© Reuters. FILE PHOTO: A woman poses with a smartphone showing the Boohoo app in front of the Boohoo logo on display in this illustration taken September 30, 2020. REUTERS/Dado Ruvic/Illustration/File Photo
By James Davey
LONDON (Reuters) – British online fashion retailer Boohoo on Thursday warned on annual profit for the second time in four months, blaming a spike in product return rates, disruption to international deliveries and higher inbound freight costs.
It said the new Omicron coronavirus variant could pose further demand uncertainty and elevated returns rates, particularly in January and February if purchased partywear is left unworn by cancelled social gatherings.
Shares in the Manchester, northern England, based group, which sells clothing, shoes, accessories and beauty products aimed at 16 to 40-year olds, were down 16.3% at 1012 GMT, extending 2021 losses to 66.4%.
Shares in rival ASOS (LON:ASOS), which warned on profit in October, were down 4.4%.
Boohoo’s latest warning adds to concerns over Christmas trading after electricals retailer Currys said on Wednesday its market had softened.
Boohoo has been seeking to improve its image following negative publicity over supply chain failings but had warned on the outlook in September.
It said it expected net sales growth in the year to Feb. 28 2022 to be 12% to 14%, compared to previous guidance of 20% to 25%.
Adjusted earnings before interest, tax, depreciation and amortisation (EBITDA) margin for the year was expected to be 6% to 7%, compared to previous guidance of 9% to 9.5%, implying adjusted EBITDA of 117-139 million pounds ($155.2-$184.4 million).
That compares to analysts’ average forecast prior to the update of 190 million pounds and 173.6 million pounds made in 2020-21.
“This is due to significantly higher returns rates impacting net sales growth and costs, with continued extended delivery times impacting international demand, consequently driving lower returns on marketing expenditure, and significant ongoing pandemic-related inbound freight cost inflation,” it said.
DRESSES GOING BACK
Boohoo said UK return rates in its third quarter to Nov. 30 were 12.5 percentage points higher than the same period last year and 7 percentage points higher than pre-pandemic levels driven by an exceptionally high dress mix. Boohoo shoppers typically have 28 days for UK returns.
Group net sales were up 10% to 506.2 million pounds in the quarter. But while net sales were up 32% in the United Kingdom, they fell 12% in the Rest of Europe division, were down 14% in the United States and plunged 21% in the Rest of World division.
The poor overseas performance reflected significantly longer customer delivery times. It said the United States had not seen the recovery previously anticipated due to the continued impact of reduced air freight capacity.
Boohoo fulfills all international sales from its UK distribution network. Its first U.S. distribution centre is not set to go live until 2023, although the company is considering options to expedite this process.
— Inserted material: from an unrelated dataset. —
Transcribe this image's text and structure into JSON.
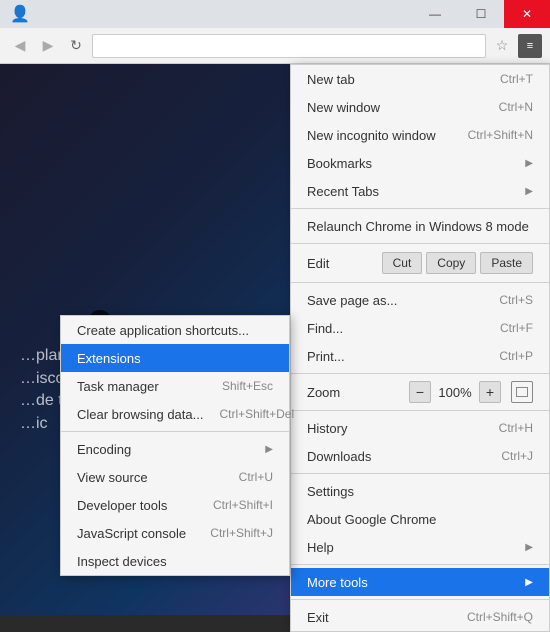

“The current headwinds are short term and we expect them to soften when pandemic related disruption begins to ease,” said CEO John Lyttle.
Boohoo also flagged higher exceptional items for the year of around 33 million pounds, primarily due to warehouse and new brand restructuring.
($1 = 0.7540 pounds)
Britain’s Boohoo warns on profit as Christmas partywear loses its sparkle